5) The pomegranate has been cultivated all over the Mediterranean region since ancient times, and was well known in the Biblical period. [In fact, an ancient Egyptian papyrus named the “Great Harris Papyrus” notes that the Egyptians imported pomegranates from Israel in the twelfth century BCE.]
6) Ancient Egyptians were often buried with pomegranates. A large, dry pomegranate was found in the tomb of Djehuty, the butler of Egypt’s Queen Hatshepsut.
7) Many scholars believe it was a pomegranate rather than an apple that tempted Adam and Eve in the Garden of Eden. [However, the authentic Jewish tradition maintains that the “forbidden fruit” was neither an apple nor a pomegranate; rather it was wheat, grapes, an esrog, or a fig.]
8) In the Bible, the pomegranate was one of the fruits brought back from the Land of Israel by the Twelve Spies (see Numbers 13:23).
9) Hanging all around the hem of the Robe that the High Priest wore while performing the Service in the Holy Temple were pomegranate-shaped tassels and alternating golden bells (see Exodus 28:33-34).
10) The brass ornaments atop two columns in the Holy Temple, built by King Solomon, resembled pomegranates (see I Kings 7:13–22).
11) The pomegranate is mentioned in Shir HaShirim, the “Song of Songs”, as a symbol of beauty (see, for example 4:13).
12) Rich with antioxidants, anti-inflammatory fibers and paraoxonase enzymes, pomegranates can limit UV damage, help prevent arthritis and keep LDL, or bad cholesterol, from accumulating in arteries. [For these and many other potential health benefits, the pomegranate has been dubbed a “superfood”.]

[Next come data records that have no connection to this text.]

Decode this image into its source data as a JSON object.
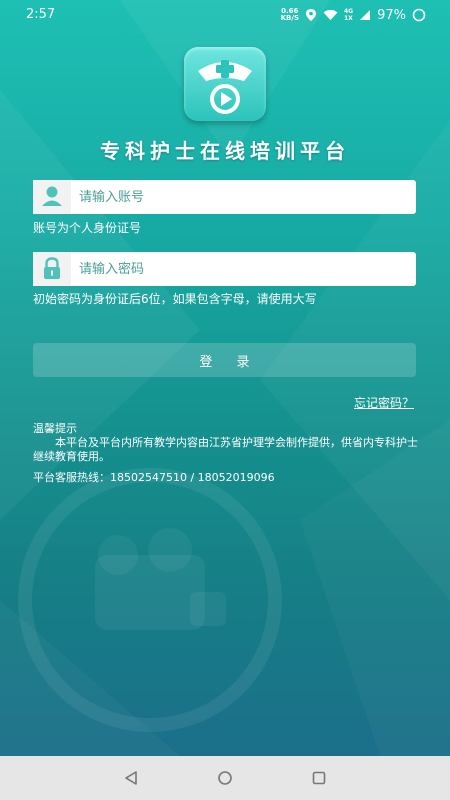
{
  "status_bar": {
    "time": "2:57",
    "net_speed_value": "0.66",
    "net_speed_unit": "KB/S",
    "network_top": "4G",
    "network_bottom": "1X",
    "battery_pct": "97%"
  },
  "app": {
    "title": "专科护士在线培训平台"
  },
  "login_form": {
    "account_placeholder": "请输入账号",
    "account_hint": "账号为个人身份证号",
    "password_placeholder": "请输入密码",
    "password_hint": "初始密码为身份证后6位，如果包含字母，请使用大写",
    "login_label": "登 录",
    "forgot_label": "忘记密码？"
  },
  "tips": {
    "heading": "温馨提示",
    "body": "本平台及平台内所有教学内容由江苏省护理学会制作提供，供省内专科护士继续教育使用。",
    "hotline": "平台客服热线：18502547510 / 18052019096"
  },
  "colors": {
    "bg_top": "#1ec0b4",
    "bg_bottom": "#1b6f8a",
    "input_icon": "#4fc3bb",
    "nav_bar": "#e6e6e6"
  }
}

13) The Hebrew name for a pomegranate, rimon (pronounced ree-MOHN), is also the Hebrew word for a hand-grenade! [So how do you know if someone's talking about the kind of rimon that tastes good or the kind that goes boom? It's all about context. Conversation about how to open it without staining your clothes? The fruit would be a safe bet. News report about an exploding rimon? Probably the grenade.]

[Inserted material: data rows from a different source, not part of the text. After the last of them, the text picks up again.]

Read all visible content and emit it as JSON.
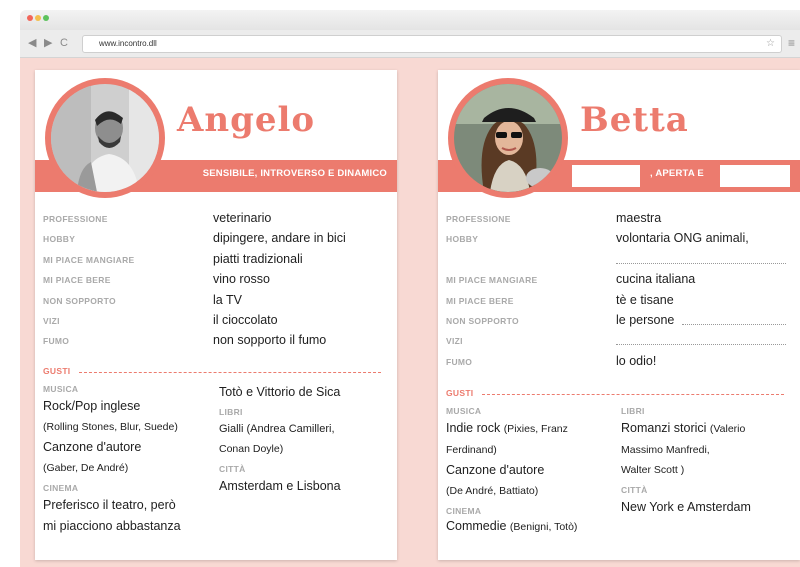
{
  "browser": {
    "url": "www.incontro.dll",
    "back_icon": "◀",
    "forward_icon": "▶",
    "reload_icon": "C",
    "star_icon": "☆",
    "menu_icon": "≡"
  },
  "colors": {
    "accent": "#ec7b6e",
    "background": "#f8d9d3",
    "label": "#a9a9a9"
  },
  "angelo": {
    "name": "Angelo",
    "tagline": "SENSIBILE, INTROVERSO E DINAMICO",
    "rows": [
      {
        "label": "PROFESSIONE",
        "value": "veterinario"
      },
      {
        "label": "HOBBY",
        "value": "dipingere, andare in bici"
      },
      {
        "label": "MI PIACE MANGIARE",
        "value": "piatti tradizionali"
      },
      {
        "label": "MI PIACE BERE",
        "value": "vino rosso"
      },
      {
        "label": "NON SOPPORTO",
        "value": "la TV"
      },
      {
        "label": "VIZI",
        "value": "il cioccolato"
      },
      {
        "label": "FUMO",
        "value": "non sopporto il fumo"
      }
    ],
    "gusti": "GUSTI",
    "musica_label": "MUSICA",
    "musica_1": "Rock/Pop inglese",
    "musica_1_detail": "(Rolling Stones, Blur, Suede)",
    "musica_2": "Canzone d'autore",
    "musica_2_detail": "(Gaber, De André)",
    "cinema_label": "CINEMA",
    "cinema_1": "Preferisco il teatro, però",
    "cinema_2": "mi piacciono abbastanza",
    "cinema_3": "Totò e Vittorio de Sica",
    "libri_label": "LIBRI",
    "libri_1": "Gialli (Andrea Camilleri,",
    "libri_2": "Conan Doyle)",
    "citta_label": "CITTÀ",
    "citta": "Amsterdam e Lisbona"
  },
  "betta": {
    "name": "Betta",
    "tagline_middle": ", APERTA E",
    "rows": [
      {
        "label": "PROFESSIONE",
        "value": "maestra"
      },
      {
        "label": "HOBBY",
        "value": "volontaria ONG animali,"
      },
      {
        "label": "",
        "value": ""
      },
      {
        "label": "MI PIACE MANGIARE",
        "value": "cucina italiana"
      },
      {
        "label": "MI PIACE BERE",
        "value": "tè e tisane"
      },
      {
        "label": "NON SOPPORTO",
        "value": "le persone"
      },
      {
        "label": "VIZI",
        "value": ""
      },
      {
        "label": "FUMO",
        "value": "lo odio!"
      }
    ],
    "gusti": "GUSTI",
    "musica_label": "MUSICA",
    "musica_1": "Indie rock",
    "musica_1_detail": "(Pixies, Franz",
    "musica_1_detail2": "Ferdinand)",
    "musica_2": "Canzone d'autore",
    "musica_2_detail": "(De André, Battiato)",
    "cinema_label": "CINEMA",
    "cinema_1": "Commedie",
    "cinema_1_detail": "(Benigni, Totò)",
    "libri_label": "LIBRI",
    "libri_1": "Romanzi storici",
    "libri_1_detail": "(Valerio",
    "libri_2": "Massimo Manfredi,",
    "libri_3": "Walter Scott )",
    "citta_label": "CITTÀ",
    "citta": "New York e Amsterdam"
  }
}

14) Drawing upon a verse in Shir HaShirim (4:3; 6:7) which compares the Jewish people to pomegranates, the Talmud in Berachos 57a states that even “the empty ones” among the Jews are “full of mitzvos and good deeds just like a pomegranate [is full of seeds].”
15) One of the symbolic foods that is customary to eat on the night of Rosh Hashanah is a pomegranate. Before partaking from it, we say the following prayer: “May it be Your will, L-ord, our G-d and the G-d of our forefathers, that our merits increase as [the seeds of] a pomegranate.”
[As an aside, if you have read the above list carefully, you might have caught an inconsistency between #14 and #15. As quoted in #14, the Talmud’s description of even “the empty ones” as being “full of mitzvos like a pomegranate” is descriptive of the lowest among the Jewish people. Yet on Rosh Hashanah, we seem to be praying to G-d that “our merits increase as the seeds of a pomegranate” as if it were an ideal, an attribute of the best among us. The Pri Chadash (in his commentary to O.C. 583) explains that those “empty ones” took a lifetime to accumulate as many mitzvos as a pomegranate, while we are requesting on Rosh Hashanah to accumulate the same amount of merits in one year. Another explanation is that the difference lies in the terms used. The Talmud speaks of the lowest among us being full of “mitzvos” like the seeds of a pomegranate, whereas on Rosh Hashanah, we beseech G-d that our “merits” (zechuyos in Hebrew) increase like the seeds of a pomegranate. Mitzvos and Zechuyos are not the same. Mitzvos (“good deeds”) are quite often performed mechanically and without forethought. As such, they are not always transformative. “Mitzvos” such as these even the “empty ones” among the Jewish people have in abundance. However, on Rosh Hashanah we pray to G-d that our “Zechuyos” increase like the seeds of a pomegranate. Zechuyos are good deeds that are transformative, and that purify us (Zechuyos is related to the Hebrew word zach, which means “pure”) and bring us closer to our Father in Heaven. Only the best among us have that many Zechuyos, and we pray that we are able to emulate them.]